Heather Marvell has had a passion for the London arts scene since 1983, the year she was introduced to the “remarkable talent” local artists — of all fashions — were capable of sharing.
She took that passion and used it to craft a downtown arts festival a couple of years ago before following that up with a four-day fest this past spring that was held at Westmount Mall.
That passion flourishes in her latest venture, an artisans centre called For The Love of Art, which she plans on operating at least through the end of the year and possibly into the spring. But even that could just be the pre-cursor to something even bigger.
“I was thinking, why not create a place where artists can actually have a centre. So I had a conversation with the shopping centre officials, they were like I had just fallen from the sky,” Marvell said. “They had been hoping somebody in the arts community would approach them. So it was kind of a moment of serendipity.”
That conversation led to that four-day show back in May, one Marvell said went over “extremely well.”
In fact, the only downside to it was people were immediately asking when she was going to do it again.
Back in September, Marvell again spoke with officials at Westmount Mall, this time committing to a space that had contained the former Smart Set store. Marvell jokes it was something of “a perfect space” for this new venture as you can't spell Smart Set without the word art.
So, Marvell opened the doors on For The Love of Art on Oct. 27.
“I wanted not only the community to have access to more art, but to have artists benefit directly,” Marvell said. “We are a community who wants artists to donate their time, show their art, but there isn’t an avenue for them to make a good living. So, I thought this was my way of giving back.”
For The Love of Art — which the takes no commission from the sale of the artists’ work — is essentially a co-op that already has 30 artists taking part. There is a turnover of artists each week, as they have to make a minimum seven-day commitment to the centre
Each artist has a section, they hang their art, work with the centre on the hanging, creation of a bio, and other various marketing necessities. Each artist also has to agree to volunteer for a minimum of four hours during his or her seven-day commitment.
Helping out with art hanging or working the cash register aren’t the artists only commitment to making the centre a unique experience.
The expectation is, Marvell said, is the artists will engage with the public around what they do. As Marvell says, if they are a painter, she wants them on-site painting; if they make models, they are expected to be at the centre building models.
The reason for that interaction is to help the public understand the amount of work that goes into art — something most people have no concept of.
Of course, there are other benefits too.
“There is the goal of helping London realize the tangible commodity we have here. Everyone says London is the Forest City; I want London to be recognized as the Talent City,” Marvell said. “That, to me, is the best thing I can give back to this community. There is living, breathing, and wonderful talent here in London. We are giving exposure to art in every aspect.”
Linda Rempel is one of the artists benefiting from Marvell’s artist passions.

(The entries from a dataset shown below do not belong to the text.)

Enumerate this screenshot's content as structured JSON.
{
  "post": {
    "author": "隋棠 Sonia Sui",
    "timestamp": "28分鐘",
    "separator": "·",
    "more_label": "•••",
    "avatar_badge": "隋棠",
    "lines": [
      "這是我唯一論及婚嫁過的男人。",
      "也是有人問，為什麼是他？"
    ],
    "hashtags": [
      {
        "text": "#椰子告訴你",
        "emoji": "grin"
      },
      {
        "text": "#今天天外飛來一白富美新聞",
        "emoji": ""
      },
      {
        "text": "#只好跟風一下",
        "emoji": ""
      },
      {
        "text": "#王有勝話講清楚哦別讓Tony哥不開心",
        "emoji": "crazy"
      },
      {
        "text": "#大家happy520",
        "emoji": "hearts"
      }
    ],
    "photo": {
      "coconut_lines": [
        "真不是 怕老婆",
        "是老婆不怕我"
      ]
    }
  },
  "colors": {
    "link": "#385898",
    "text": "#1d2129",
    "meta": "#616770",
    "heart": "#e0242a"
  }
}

In September, Marvell called Rempel with her new idea about opening up the centre.
Needless to say, she loved the idea.
Rempel said Marvell’s idea “is a really important thing,” as she believes the average person can find the “traditional gallery” somewhat intimidating.
“How many people really go into a gallery? So I think this space, in this shopping mall, is exposing this kind of experience to people who would never walk into a traditional gallery,” Rempel said. “The flip side is it is allow artists who would never have thought of hanging their work in a traditional gallery, to share their work.”

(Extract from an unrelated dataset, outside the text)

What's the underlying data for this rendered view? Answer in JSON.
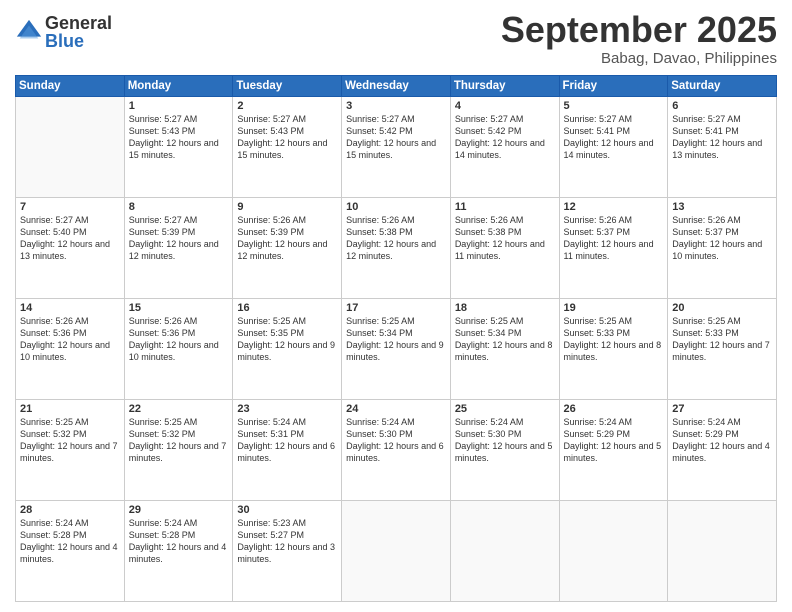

Even while For The Love of Art continues to find success, Marvell is working on “a bigger adventure” for London.
Marvell says it has been “a 10-year dream” to create one of the very first artisan villages for the city. She is actually “in the process” of negotiating for a very large piece of land, with buildings on it, to create that village.
The location in Westmount Mall essentially has become “an incubator” for that larger project — something Marvell said would be her “legacy” and a place to benefit both artists and the broader community.
“London is very locked into its head about where art should be. London needs to recognize that every community deserves an arts centre,” Marvell said. “If we only had one swimming pool we would all be crammed in trying to have a swim. Art centres should be available to everyone.”